---- Input for this task

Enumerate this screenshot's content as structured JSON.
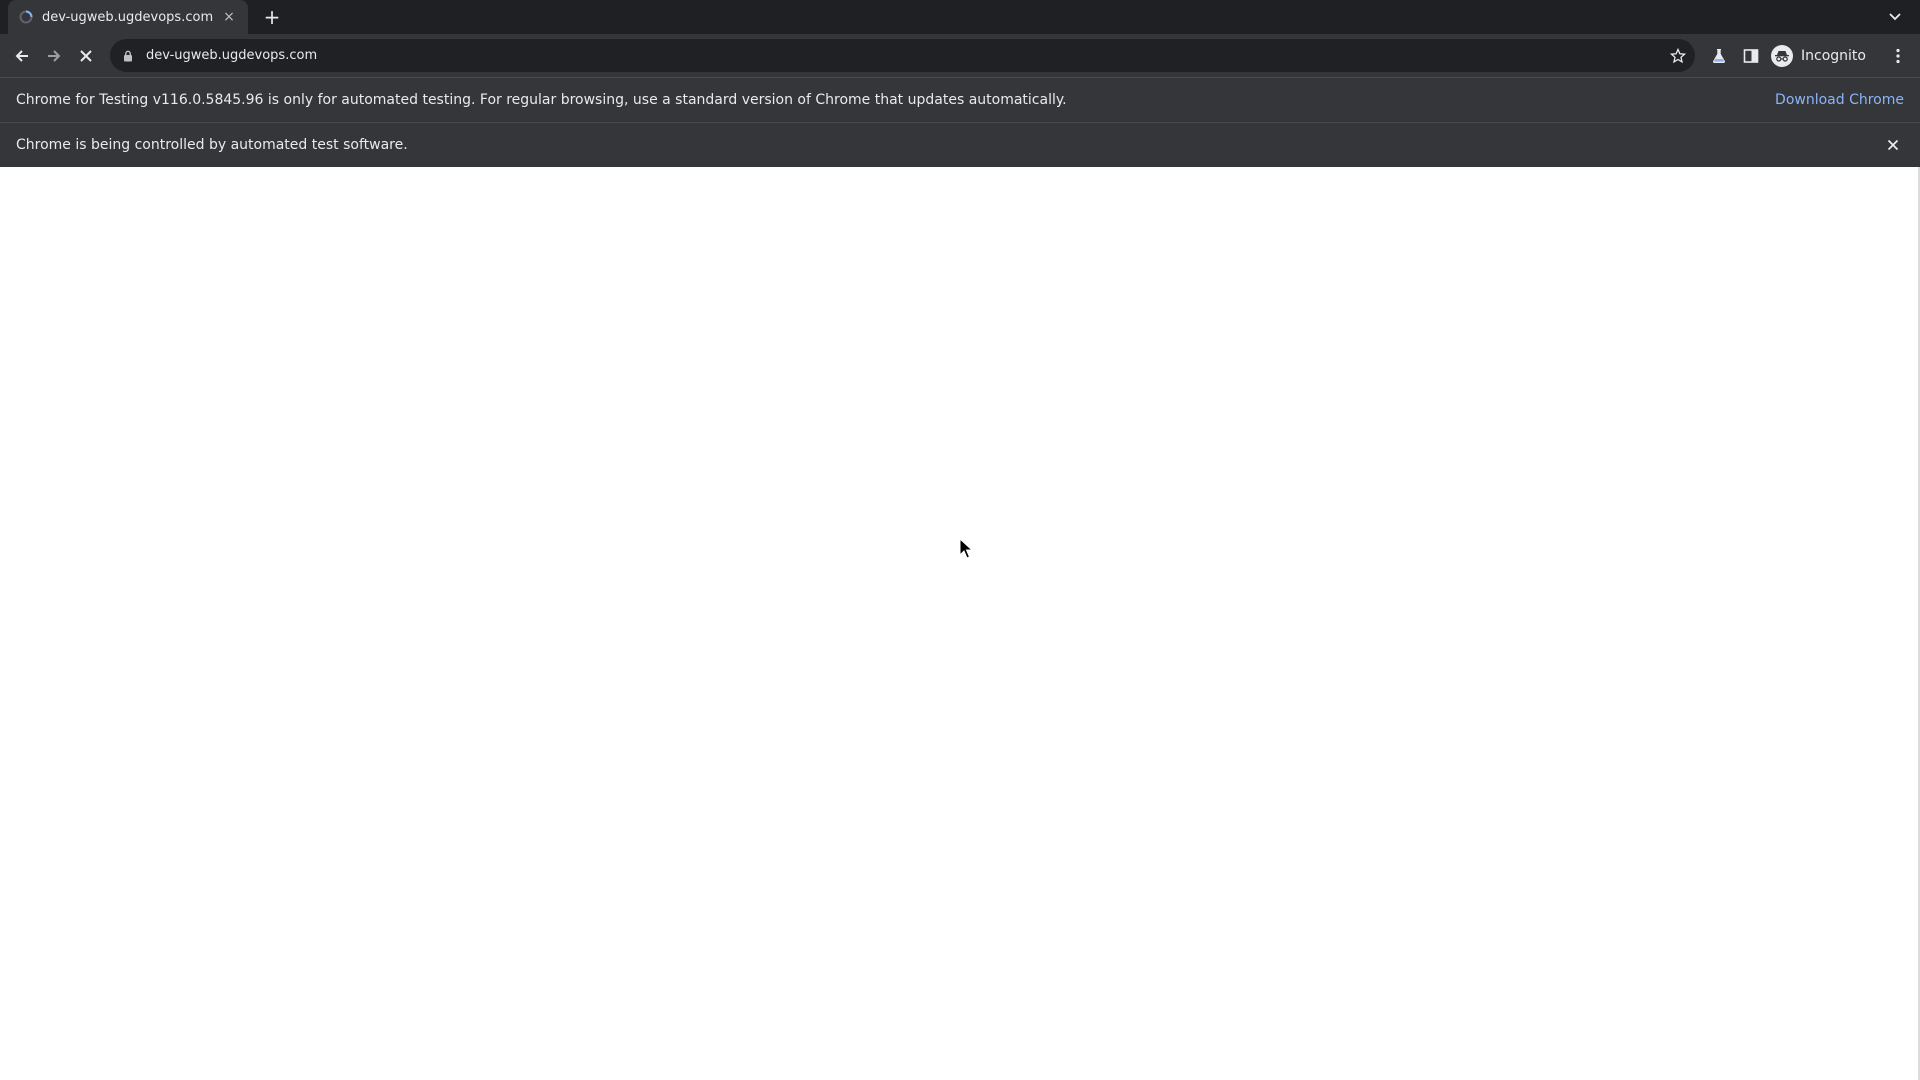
{
  "browser": {
    "tab": {
      "title": "dev-ugweb.ugdevops.com",
      "close_glyph": "×"
    },
    "new_tab_glyph": "+",
    "toolbar": {
      "url": "dev-ugweb.ugdevops.com",
      "profile_label": "Incognito"
    },
    "icons": {
      "back": "arrow-left-icon",
      "forward": "arrow-right-icon",
      "stop": "stop-loading-icon",
      "lock": "lock-icon",
      "star": "star-icon",
      "labs": "flask-icon",
      "side_panel": "side-panel-icon",
      "incognito": "incognito-icon",
      "menu": "kebab-menu-icon",
      "tab_search": "chevron-down-icon"
    },
    "colors": {
      "frame": "#1f2023",
      "toolbar": "#35363a",
      "omnibox": "#202124",
      "text": "#e8eaed",
      "link": "#8ab4f8",
      "favicon": "#8ab4f8"
    }
  },
  "infobars": {
    "testing_notice": {
      "text": "Chrome for Testing v116.0.5845.96 is only for automated testing. For regular browsing, use a standard version of Chrome that updates automatically.",
      "link": "Download Chrome"
    },
    "automation_notice": {
      "text": "Chrome is being controlled by automated test software.",
      "close_glyph": "✕"
    }
  },
  "page": {
    "state": "blank"
  }
}
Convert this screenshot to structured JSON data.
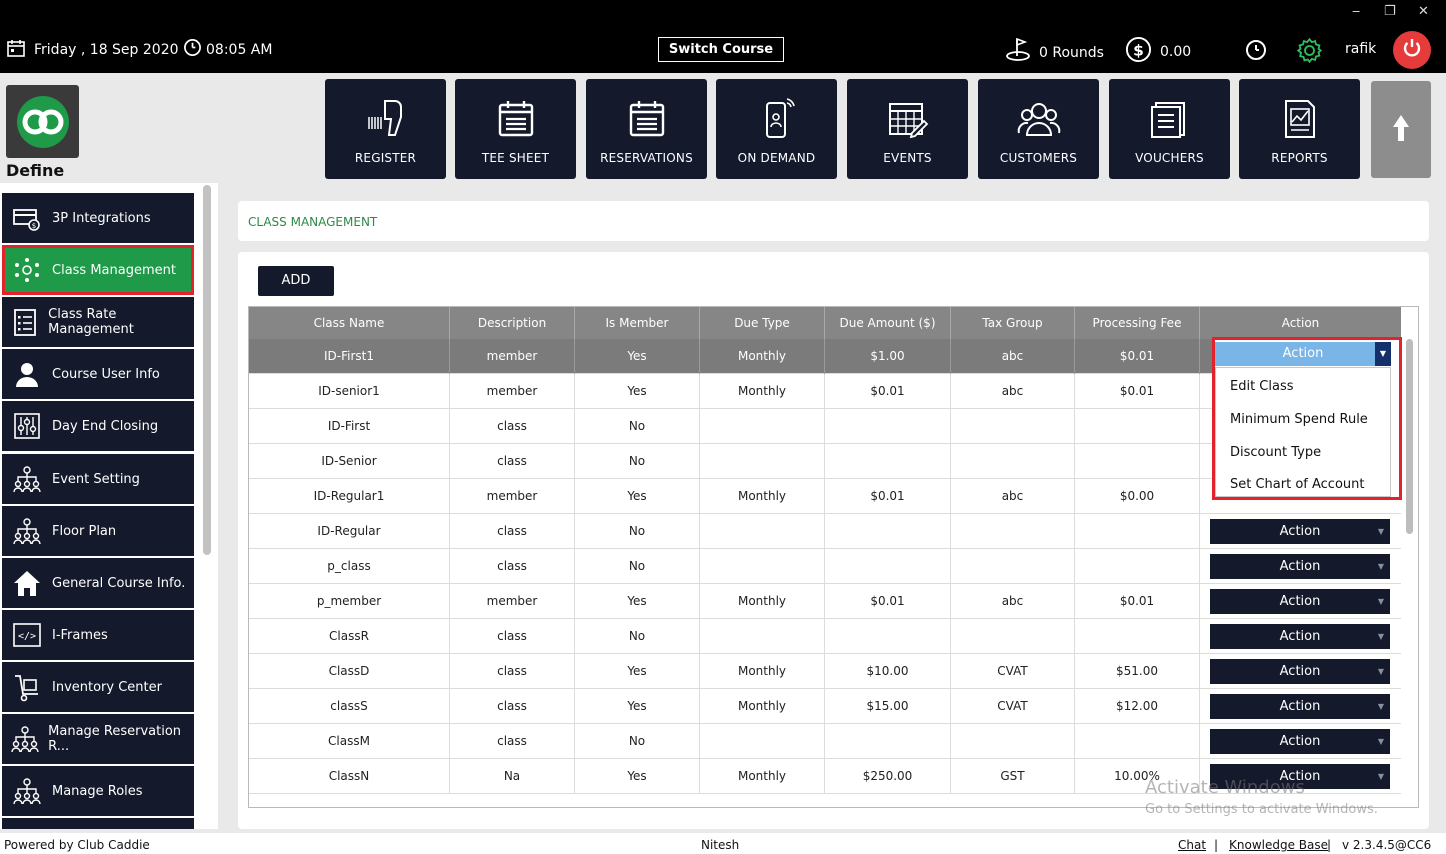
{
  "topbar": {
    "date": "Friday ,  18 Sep 2020",
    "time": "08:05 AM",
    "switch_course": "Switch Course",
    "rounds": "0 Rounds",
    "balance": "0.00",
    "user": "rafik",
    "win_min": "‒",
    "win_restore": "❐",
    "win_close": "✕"
  },
  "header": {
    "define_label": "Define",
    "nav": [
      {
        "label": "REGISTER",
        "icon": "barcode-scanner-icon"
      },
      {
        "label": "TEE SHEET",
        "icon": "calendar-list-icon"
      },
      {
        "label": "RESERVATIONS",
        "icon": "calendar-list-icon"
      },
      {
        "label": "ON DEMAND",
        "icon": "mobile-phone-icon"
      },
      {
        "label": "EVENTS",
        "icon": "calendar-edit-icon"
      },
      {
        "label": "CUSTOMERS",
        "icon": "people-icon"
      },
      {
        "label": "VOUCHERS",
        "icon": "voucher-list-icon"
      },
      {
        "label": "REPORTS",
        "icon": "report-chart-icon"
      }
    ]
  },
  "sidebar": {
    "items": [
      {
        "label": "3P Integrations"
      },
      {
        "label": "Class Management"
      },
      {
        "label": "Class Rate Management"
      },
      {
        "label": "Course User Info"
      },
      {
        "label": "Day End Closing"
      },
      {
        "label": "Event Setting"
      },
      {
        "label": "Floor Plan"
      },
      {
        "label": "General Course Info."
      },
      {
        "label": "I-Frames"
      },
      {
        "label": "Inventory Center"
      },
      {
        "label": "Manage Reservation R..."
      },
      {
        "label": "Manage Roles"
      }
    ]
  },
  "main": {
    "breadcrumb": "CLASS MANAGEMENT",
    "add_label": "ADD",
    "columns": [
      "Class Name",
      "Description",
      "Is Member",
      "Due Type",
      "Due Amount ($)",
      "Tax Group",
      "Processing Fee",
      "Action"
    ],
    "rows": [
      [
        "ID-First1",
        "member",
        "Yes",
        "Monthly",
        "$1.00",
        "abc",
        "$0.01"
      ],
      [
        "ID-senior1",
        "member",
        "Yes",
        "Monthly",
        "$0.01",
        "abc",
        "$0.01"
      ],
      [
        "ID-First",
        "class",
        "No",
        "",
        "",
        "",
        ""
      ],
      [
        "ID-Senior",
        "class",
        "No",
        "",
        "",
        "",
        ""
      ],
      [
        "ID-Regular1",
        "member",
        "Yes",
        "Monthly",
        "$0.01",
        "abc",
        "$0.00"
      ],
      [
        "ID-Regular",
        "class",
        "No",
        "",
        "",
        "",
        ""
      ],
      [
        "p_class",
        "class",
        "No",
        "",
        "",
        "",
        ""
      ],
      [
        "p_member",
        "member",
        "Yes",
        "Monthly",
        "$0.01",
        "abc",
        "$0.01"
      ],
      [
        "ClassR",
        "class",
        "No",
        "",
        "",
        "",
        ""
      ],
      [
        "ClassD",
        "class",
        "Yes",
        "Monthly",
        "$10.00",
        "CVAT",
        "$51.00"
      ],
      [
        "classS",
        "class",
        "Yes",
        "Monthly",
        "$15.00",
        "CVAT",
        "$12.00"
      ],
      [
        "ClassM",
        "class",
        "No",
        "",
        "",
        "",
        ""
      ],
      [
        "ClassN",
        "Na",
        "Yes",
        "Monthly",
        "$250.00",
        "GST",
        "10.00%"
      ]
    ],
    "action_label": "Action",
    "dropdown": {
      "selected": "Action",
      "options": [
        "Edit Class",
        "Minimum Spend Rule",
        "Discount Type",
        "Set Chart of Account"
      ]
    },
    "watermark_title": "Activate Windows",
    "watermark_sub": "Go to Settings to activate Windows."
  },
  "footer": {
    "powered": "Powered by Club Caddie",
    "center": "Nitesh",
    "chat": "Chat",
    "kb": "Knowledge Base",
    "version": "v 2.3.4.5@CC6",
    "sep": "|"
  },
  "colors": {
    "dark_navy": "#141a2b",
    "green_active": "#1e9a48",
    "red_highlight": "#e3232b",
    "dropdown_blue": "#79b5e6"
  }
}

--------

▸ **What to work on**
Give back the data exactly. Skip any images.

▸ **Response area**
Enumerate this screenshot's content as structured JSON.
{
  "browser": {
    "tab": {
      "title": "dev-ugweb.ugdevops.com",
      "close_glyph": "×"
    },
    "new_tab_glyph": "+",
    "toolbar": {
      "url": "dev-ugweb.ugdevops.com",
      "profile_label": "Incognito"
    },
    "icons": {
      "back": "arrow-left-icon",
      "forward": "arrow-right-icon",
      "stop": "stop-loading-icon",
      "lock": "lock-icon",
      "star": "star-icon",
      "labs": "flask-icon",
      "side_panel": "side-panel-icon",
      "incognito": "incognito-icon",
      "menu": "kebab-menu-icon",
      "tab_search": "chevron-down-icon"
    },
    "colors": {
      "frame": "#1f2023",
      "toolbar": "#35363a",
      "omnibox": "#202124",
      "text": "#e8eaed",
      "link": "#8ab4f8",
      "favicon": "#8ab4f8"
    }
  },
  "infobars": {
    "testing_notice": {
      "text": "Chrome for Testing v116.0.5845.96 is only for automated testing. For regular browsing, use a standard version of Chrome that updates automatically.",
      "link": "Download Chrome"
    },
    "automation_notice": {
      "text": "Chrome is being controlled by automated test software.",
      "close_glyph": "✕"
    }
  },
  "page": {
    "state": "blank"
  }
}
Convert this screenshot to structured JSON data.
{
  "topbar": {
    "date": "Friday ,  18 Sep 2020",
    "time": "08:05 AM",
    "switch_course": "Switch Course",
    "rounds": "0 Rounds",
    "balance": "0.00",
    "user": "rafik",
    "win_min": "‒",
    "win_restore": "❐",
    "win_close": "✕"
  },
  "header": {
    "define_label": "Define",
    "nav": [
      {
        "label": "REGISTER",
        "icon": "barcode-scanner-icon"
      },
      {
        "label": "TEE SHEET",
        "icon": "calendar-list-icon"
      },
      {
        "label": "RESERVATIONS",
        "icon": "calendar-list-icon"
      },
      {
        "label": "ON DEMAND",
        "icon": "mobile-phone-icon"
      },
      {
        "label": "EVENTS",
        "icon": "calendar-edit-icon"
      },
      {
        "label": "CUSTOMERS",
        "icon": "people-icon"
      },
      {
        "label": "VOUCHERS",
        "icon": "voucher-list-icon"
      },
      {
        "label": "REPORTS",
        "icon": "report-chart-icon"
      }
    ]
  },
  "sidebar": {
    "items": [
      {
        "label": "3P Integrations"
      },
      {
        "label": "Class Management"
      },
      {
        "label": "Class Rate Management"
      },
      {
        "label": "Course User Info"
      },
      {
        "label": "Day End Closing"
      },
      {
        "label": "Event Setting"
      },
      {
        "label": "Floor Plan"
      },
      {
        "label": "General Course Info."
      },
      {
        "label": "I-Frames"
      },
      {
        "label": "Inventory Center"
      },
      {
        "label": "Manage Reservation R..."
      },
      {
        "label": "Manage Roles"
      }
    ]
  },
  "main": {
    "breadcrumb": "CLASS MANAGEMENT",
    "add_label": "ADD",
    "columns": [
      "Class Name",
      "Description",
      "Is Member",
      "Due Type",
      "Due Amount ($)",
      "Tax Group",
      "Processing Fee",
      "Action"
    ],
    "rows": [
      [
        "ID-First1",
        "member",
        "Yes",
        "Monthly",
        "$1.00",
        "abc",
        "$0.01"
      ],
      [
        "ID-senior1",
        "member",
        "Yes",
        "Monthly",
        "$0.01",
        "abc",
        "$0.01"
      ],
      [
        "ID-First",
        "class",
        "No",
        "",
        "",
        "",
        ""
      ],
      [
        "ID-Senior",
        "class",
        "No",
        "",
        "",
        "",
        ""
      ],
      [
        "ID-Regular1",
        "member",
        "Yes",
        "Monthly",
        "$0.01",
        "abc",
        "$0.00"
      ],
      [
        "ID-Regular",
        "class",
        "No",
        "",
        "",
        "",
        ""
      ],
      [
        "p_class",
        "class",
        "No",
        "",
        "",
        "",
        ""
      ],
      [
        "p_member",
        "member",
        "Yes",
        "Monthly",
        "$0.01",
        "abc",
        "$0.01"
      ],
      [
        "ClassR",
        "class",
        "No",
        "",
        "",
        "",
        ""
      ],
      [
        "ClassD",
        "class",
        "Yes",
        "Monthly",
        "$10.00",
        "CVAT",
        "$51.00"
      ],
      [
        "classS",
        "class",
        "Yes",
        "Monthly",
        "$15.00",
        "CVAT",
        "$12.00"
      ],
      [
        "ClassM",
        "class",
        "No",
        "",
        "",
        "",
        ""
      ],
      [
        "ClassN",
        "Na",
        "Yes",
        "Monthly",
        "$250.00",
        "GST",
        "10.00%"
      ]
    ],
    "action_label": "Action",
    "dropdown": {
      "selected": "Action",
      "options": [
        "Edit Class",
        "Minimum Spend Rule",
        "Discount Type",
        "Set Chart of Account"
      ]
    },
    "watermark_title": "Activate Windows",
    "watermark_sub": "Go to Settings to activate Windows."
  },
  "footer": {
    "powered": "Powered by Club Caddie",
    "center": "Nitesh",
    "chat": "Chat",
    "kb": "Knowledge Base",
    "version": "v 2.3.4.5@CC6",
    "sep": "|"
  },
  "colors": {
    "dark_navy": "#141a2b",
    "green_active": "#1e9a48",
    "red_highlight": "#e3232b",
    "dropdown_blue": "#79b5e6"
  }
}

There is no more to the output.